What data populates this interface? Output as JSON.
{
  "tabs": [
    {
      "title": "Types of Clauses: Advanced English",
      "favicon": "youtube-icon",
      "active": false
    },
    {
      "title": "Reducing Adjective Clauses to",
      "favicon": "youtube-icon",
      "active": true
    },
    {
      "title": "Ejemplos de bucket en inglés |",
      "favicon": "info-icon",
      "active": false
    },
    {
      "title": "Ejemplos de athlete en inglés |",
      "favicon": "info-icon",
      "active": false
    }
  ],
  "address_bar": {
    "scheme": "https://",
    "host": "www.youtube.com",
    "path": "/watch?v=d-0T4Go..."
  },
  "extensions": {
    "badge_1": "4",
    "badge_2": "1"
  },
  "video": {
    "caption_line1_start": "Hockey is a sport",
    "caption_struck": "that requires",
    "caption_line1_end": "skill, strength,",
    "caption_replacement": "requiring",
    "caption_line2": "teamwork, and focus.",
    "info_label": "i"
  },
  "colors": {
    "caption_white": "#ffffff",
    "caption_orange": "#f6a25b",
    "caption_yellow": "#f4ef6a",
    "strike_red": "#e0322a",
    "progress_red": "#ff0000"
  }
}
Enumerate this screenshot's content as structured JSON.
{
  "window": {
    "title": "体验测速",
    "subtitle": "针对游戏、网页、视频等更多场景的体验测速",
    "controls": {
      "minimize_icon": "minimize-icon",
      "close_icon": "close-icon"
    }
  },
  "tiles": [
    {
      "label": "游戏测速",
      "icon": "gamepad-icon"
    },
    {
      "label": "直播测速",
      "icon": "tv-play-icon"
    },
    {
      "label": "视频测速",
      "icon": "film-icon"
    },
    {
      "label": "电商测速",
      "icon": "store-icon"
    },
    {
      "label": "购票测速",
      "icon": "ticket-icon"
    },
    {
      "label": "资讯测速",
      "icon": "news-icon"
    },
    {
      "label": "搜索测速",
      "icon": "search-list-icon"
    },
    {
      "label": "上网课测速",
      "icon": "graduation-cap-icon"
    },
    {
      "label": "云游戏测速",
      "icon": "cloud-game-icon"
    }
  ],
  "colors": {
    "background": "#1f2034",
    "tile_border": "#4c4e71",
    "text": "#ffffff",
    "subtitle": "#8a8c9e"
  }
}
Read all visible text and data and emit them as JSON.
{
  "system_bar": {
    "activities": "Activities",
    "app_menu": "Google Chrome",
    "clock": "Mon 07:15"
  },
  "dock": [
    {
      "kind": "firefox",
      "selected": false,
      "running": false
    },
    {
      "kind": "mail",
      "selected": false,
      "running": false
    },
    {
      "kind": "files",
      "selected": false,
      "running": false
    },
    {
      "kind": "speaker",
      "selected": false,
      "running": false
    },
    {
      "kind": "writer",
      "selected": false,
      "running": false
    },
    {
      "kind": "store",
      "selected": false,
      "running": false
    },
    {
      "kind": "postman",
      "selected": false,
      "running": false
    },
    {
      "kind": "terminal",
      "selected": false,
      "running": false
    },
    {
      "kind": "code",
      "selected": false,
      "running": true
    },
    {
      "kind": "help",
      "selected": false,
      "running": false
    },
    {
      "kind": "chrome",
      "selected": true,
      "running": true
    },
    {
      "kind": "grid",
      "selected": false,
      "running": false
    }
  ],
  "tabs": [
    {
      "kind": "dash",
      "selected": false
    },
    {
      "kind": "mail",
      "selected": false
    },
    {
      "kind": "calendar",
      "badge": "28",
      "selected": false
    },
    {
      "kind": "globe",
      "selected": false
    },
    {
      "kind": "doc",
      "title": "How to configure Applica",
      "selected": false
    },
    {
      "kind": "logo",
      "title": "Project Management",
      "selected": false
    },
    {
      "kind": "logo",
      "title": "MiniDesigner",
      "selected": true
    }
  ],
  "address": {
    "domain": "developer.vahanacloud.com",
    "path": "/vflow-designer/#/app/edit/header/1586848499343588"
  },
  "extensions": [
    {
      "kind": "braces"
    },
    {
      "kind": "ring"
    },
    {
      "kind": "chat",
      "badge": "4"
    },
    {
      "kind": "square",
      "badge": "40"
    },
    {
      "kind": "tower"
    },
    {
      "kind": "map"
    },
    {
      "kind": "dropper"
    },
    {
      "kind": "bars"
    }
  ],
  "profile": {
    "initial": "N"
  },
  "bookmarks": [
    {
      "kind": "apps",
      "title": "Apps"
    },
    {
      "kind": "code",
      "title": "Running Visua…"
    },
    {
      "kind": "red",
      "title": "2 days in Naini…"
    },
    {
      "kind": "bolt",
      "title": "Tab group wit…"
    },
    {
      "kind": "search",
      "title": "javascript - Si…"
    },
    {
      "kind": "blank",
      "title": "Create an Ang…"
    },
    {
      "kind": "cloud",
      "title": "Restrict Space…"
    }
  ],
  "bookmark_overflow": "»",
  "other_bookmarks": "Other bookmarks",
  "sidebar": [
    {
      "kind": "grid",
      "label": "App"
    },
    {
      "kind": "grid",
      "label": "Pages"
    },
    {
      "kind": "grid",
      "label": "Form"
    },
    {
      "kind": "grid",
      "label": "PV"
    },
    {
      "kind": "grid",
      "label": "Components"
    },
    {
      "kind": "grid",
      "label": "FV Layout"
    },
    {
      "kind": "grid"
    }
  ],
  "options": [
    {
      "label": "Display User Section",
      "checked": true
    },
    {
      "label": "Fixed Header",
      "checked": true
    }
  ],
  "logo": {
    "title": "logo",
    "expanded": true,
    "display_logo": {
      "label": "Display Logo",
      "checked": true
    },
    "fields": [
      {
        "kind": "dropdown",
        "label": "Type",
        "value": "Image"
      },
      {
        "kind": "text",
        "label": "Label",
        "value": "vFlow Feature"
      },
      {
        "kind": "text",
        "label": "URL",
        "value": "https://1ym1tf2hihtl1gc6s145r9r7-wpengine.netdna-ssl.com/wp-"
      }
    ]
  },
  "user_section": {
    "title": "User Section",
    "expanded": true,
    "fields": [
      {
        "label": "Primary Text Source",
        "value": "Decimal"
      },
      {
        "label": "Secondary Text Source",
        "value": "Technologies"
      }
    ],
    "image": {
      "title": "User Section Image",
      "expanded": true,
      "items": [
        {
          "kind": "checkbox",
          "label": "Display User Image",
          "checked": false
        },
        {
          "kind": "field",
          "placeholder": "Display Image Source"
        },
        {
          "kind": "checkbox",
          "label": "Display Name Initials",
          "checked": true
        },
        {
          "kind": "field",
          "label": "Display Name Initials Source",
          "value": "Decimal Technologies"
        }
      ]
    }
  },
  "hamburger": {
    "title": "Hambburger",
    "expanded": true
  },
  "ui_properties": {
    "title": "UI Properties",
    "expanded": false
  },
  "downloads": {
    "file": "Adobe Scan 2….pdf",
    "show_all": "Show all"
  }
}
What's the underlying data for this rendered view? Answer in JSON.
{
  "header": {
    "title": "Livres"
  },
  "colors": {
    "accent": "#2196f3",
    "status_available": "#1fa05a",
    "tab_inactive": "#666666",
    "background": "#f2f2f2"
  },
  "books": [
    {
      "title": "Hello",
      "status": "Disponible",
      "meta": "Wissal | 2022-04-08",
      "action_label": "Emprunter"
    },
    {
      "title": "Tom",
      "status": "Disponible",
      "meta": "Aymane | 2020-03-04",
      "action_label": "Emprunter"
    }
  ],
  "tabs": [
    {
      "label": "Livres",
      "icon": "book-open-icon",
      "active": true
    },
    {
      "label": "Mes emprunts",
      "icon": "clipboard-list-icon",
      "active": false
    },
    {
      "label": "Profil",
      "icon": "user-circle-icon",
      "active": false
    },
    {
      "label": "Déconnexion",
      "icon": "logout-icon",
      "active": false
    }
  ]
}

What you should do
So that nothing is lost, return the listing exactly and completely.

Task result
What data populates this interface? Output as JSON.
{
  "tabs": [
    {
      "title": "Types of Clauses: Advanced English",
      "favicon": "youtube-icon",
      "active": false
    },
    {
      "title": "Reducing Adjective Clauses to",
      "favicon": "youtube-icon",
      "active": true
    },
    {
      "title": "Ejemplos de bucket en inglés |",
      "favicon": "info-icon",
      "active": false
    },
    {
      "title": "Ejemplos de athlete en inglés |",
      "favicon": "info-icon",
      "active": false
    }
  ],
  "address_bar": {
    "scheme": "https://",
    "host": "www.youtube.com",
    "path": "/watch?v=d-0T4Go..."
  },
  "extensions": {
    "badge_1": "4",
    "badge_2": "1"
  },
  "video": {
    "caption_line1_start": "Hockey is a sport",
    "caption_struck": "that requires",
    "caption_line1_end": "skill, strength,",
    "caption_replacement": "requiring",
    "caption_line2": "teamwork, and focus.",
    "info_label": "i"
  },
  "colors": {
    "caption_white": "#ffffff",
    "caption_orange": "#f6a25b",
    "caption_yellow": "#f4ef6a",
    "strike_red": "#e0322a",
    "progress_red": "#ff0000"
  }
}
Enumerate this screenshot's content as structured JSON.
{
  "window": {
    "title": "体验测速",
    "subtitle": "针对游戏、网页、视频等更多场景的体验测速",
    "controls": {
      "minimize_icon": "minimize-icon",
      "close_icon": "close-icon"
    }
  },
  "tiles": [
    {
      "label": "游戏测速",
      "icon": "gamepad-icon"
    },
    {
      "label": "直播测速",
      "icon": "tv-play-icon"
    },
    {
      "label": "视频测速",
      "icon": "film-icon"
    },
    {
      "label": "电商测速",
      "icon": "store-icon"
    },
    {
      "label": "购票测速",
      "icon": "ticket-icon"
    },
    {
      "label": "资讯测速",
      "icon": "news-icon"
    },
    {
      "label": "搜索测速",
      "icon": "search-list-icon"
    },
    {
      "label": "上网课测速",
      "icon": "graduation-cap-icon"
    },
    {
      "label": "云游戏测速",
      "icon": "cloud-game-icon"
    }
  ],
  "colors": {
    "background": "#1f2034",
    "tile_border": "#4c4e71",
    "text": "#ffffff",
    "subtitle": "#8a8c9e"
  }
}
Read all visible text and data and emit them as JSON.
{
  "system_bar": {
    "activities": "Activities",
    "app_menu": "Google Chrome",
    "clock": "Mon 07:15"
  },
  "dock": [
    {
      "kind": "firefox",
      "selected": false,
      "running": false
    },
    {
      "kind": "mail",
      "selected": false,
      "running": false
    },
    {
      "kind": "files",
      "selected": false,
      "running": false
    },
    {
      "kind": "speaker",
      "selected": false,
      "running": false
    },
    {
      "kind": "writer",
      "selected": false,
      "running": false
    },
    {
      "kind": "store",
      "selected": false,
      "running": false
    },
    {
      "kind": "postman",
      "selected": false,
      "running": false
    },
    {
      "kind": "terminal",
      "selected": false,
      "running": false
    },
    {
      "kind": "code",
      "selected": false,
      "running": true
    },
    {
      "kind": "help",
      "selected": false,
      "running": false
    },
    {
      "kind": "chrome",
      "selected": true,
      "running": true
    },
    {
      "kind": "grid",
      "selected": false,
      "running": false
    }
  ],
  "tabs": [
    {
      "kind": "dash",
      "selected": false
    },
    {
      "kind": "mail",
      "selected": false
    },
    {
      "kind": "calendar",
      "badge": "28",
      "selected": false
    },
    {
      "kind": "globe",
      "selected": false
    },
    {
      "kind": "doc",
      "title": "How to configure Applica",
      "selected": false
    },
    {
      "kind": "logo",
      "title": "Project Management",
      "selected": false
    },
    {
      "kind": "logo",
      "title": "MiniDesigner",
      "selected": true
    }
  ],
  "address": {
    "domain": "developer.vahanacloud.com",
    "path": "/vflow-designer/#/app/edit/header/1586848499343588"
  },
  "extensions": [
    {
      "kind": "braces"
    },
    {
      "kind": "ring"
    },
    {
      "kind": "chat",
      "badge": "4"
    },
    {
      "kind": "square",
      "badge": "40"
    },
    {
      "kind": "tower"
    },
    {
      "kind": "map"
    },
    {
      "kind": "dropper"
    },
    {
      "kind": "bars"
    }
  ],
  "profile": {
    "initial": "N"
  },
  "bookmarks": [
    {
      "kind": "apps",
      "title": "Apps"
    },
    {
      "kind": "code",
      "title": "Running Visua…"
    },
    {
      "kind": "red",
      "title": "2 days in Naini…"
    },
    {
      "kind": "bolt",
      "title": "Tab group wit…"
    },
    {
      "kind": "search",
      "title": "javascript - Si…"
    },
    {
      "kind": "blank",
      "title": "Create an Ang…"
    },
    {
      "kind": "cloud",
      "title": "Restrict Space…"
    }
  ],
  "bookmark_overflow": "»",
  "other_bookmarks": "Other bookmarks",
  "sidebar": [
    {
      "kind": "grid",
      "label": "App"
    },
    {
      "kind": "grid",
      "label": "Pages"
    },
    {
      "kind": "grid",
      "label": "Form"
    },
    {
      "kind": "grid",
      "label": "PV"
    },
    {
      "kind": "grid",
      "label": "Components"
    },
    {
      "kind": "grid",
      "label": "FV Layout"
    },
    {
      "kind": "grid"
    }
  ],
  "options": [
    {
      "label": "Display User Section",
      "checked": true
    },
    {
      "label": "Fixed Header",
      "checked": true
    }
  ],
  "logo": {
    "title": "logo",
    "expanded": true,
    "display_logo": {
      "label": "Display Logo",
      "checked": true
    },
    "fields": [
      {
        "kind": "dropdown",
        "label": "Type",
        "value": "Image"
      },
      {
        "kind": "text",
        "label": "Label",
        "value": "vFlow Feature"
      },
      {
        "kind": "text",
        "label": "URL",
        "value": "https://1ym1tf2hihtl1gc6s145r9r7-wpengine.netdna-ssl.com/wp-"
      }
    ]
  },
  "user_section": {
    "title": "User Section",
    "expanded": true,
    "fields": [
      {
        "label": "Primary Text Source",
        "value": "Decimal"
      },
      {
        "label": "Secondary Text Source",
        "value": "Technologies"
      }
    ],
    "image": {
      "title": "User Section Image",
      "expanded": true,
      "items": [
        {
          "kind": "checkbox",
          "label": "Display User Image",
          "checked": false
        },
        {
          "kind": "field",
          "placeholder": "Display Image Source"
        },
        {
          "kind": "checkbox",
          "label": "Display Name Initials",
          "checked": true
        },
        {
          "kind": "field",
          "label": "Display Name Initials Source",
          "value": "Decimal Technologies"
        }
      ]
    }
  },
  "hamburger": {
    "title": "Hambburger",
    "expanded": true
  },
  "ui_properties": {
    "title": "UI Properties",
    "expanded": false
  },
  "downloads": {
    "file": "Adobe Scan 2….pdf",
    "show_all": "Show all"
  }
}
What's the underlying data for this rendered view? Answer in JSON.
{
  "header": {
    "title": "Livres"
  },
  "colors": {
    "accent": "#2196f3",
    "status_available": "#1fa05a",
    "tab_inactive": "#666666",
    "background": "#f2f2f2"
  },
  "books": [
    {
      "title": "Hello",
      "status": "Disponible",
      "meta": "Wissal | 2022-04-08",
      "action_label": "Emprunter"
    },
    {
      "title": "Tom",
      "status": "Disponible",
      "meta": "Aymane | 2020-03-04",
      "action_label": "Emprunter"
    }
  ],
  "tabs": [
    {
      "label": "Livres",
      "icon": "book-open-icon",
      "active": true
    },
    {
      "label": "Mes emprunts",
      "icon": "clipboard-list-icon",
      "active": false
    },
    {
      "label": "Profil",
      "icon": "user-circle-icon",
      "active": false
    },
    {
      "label": "Déconnexion",
      "icon": "logout-icon",
      "active": false
    }
  ]
}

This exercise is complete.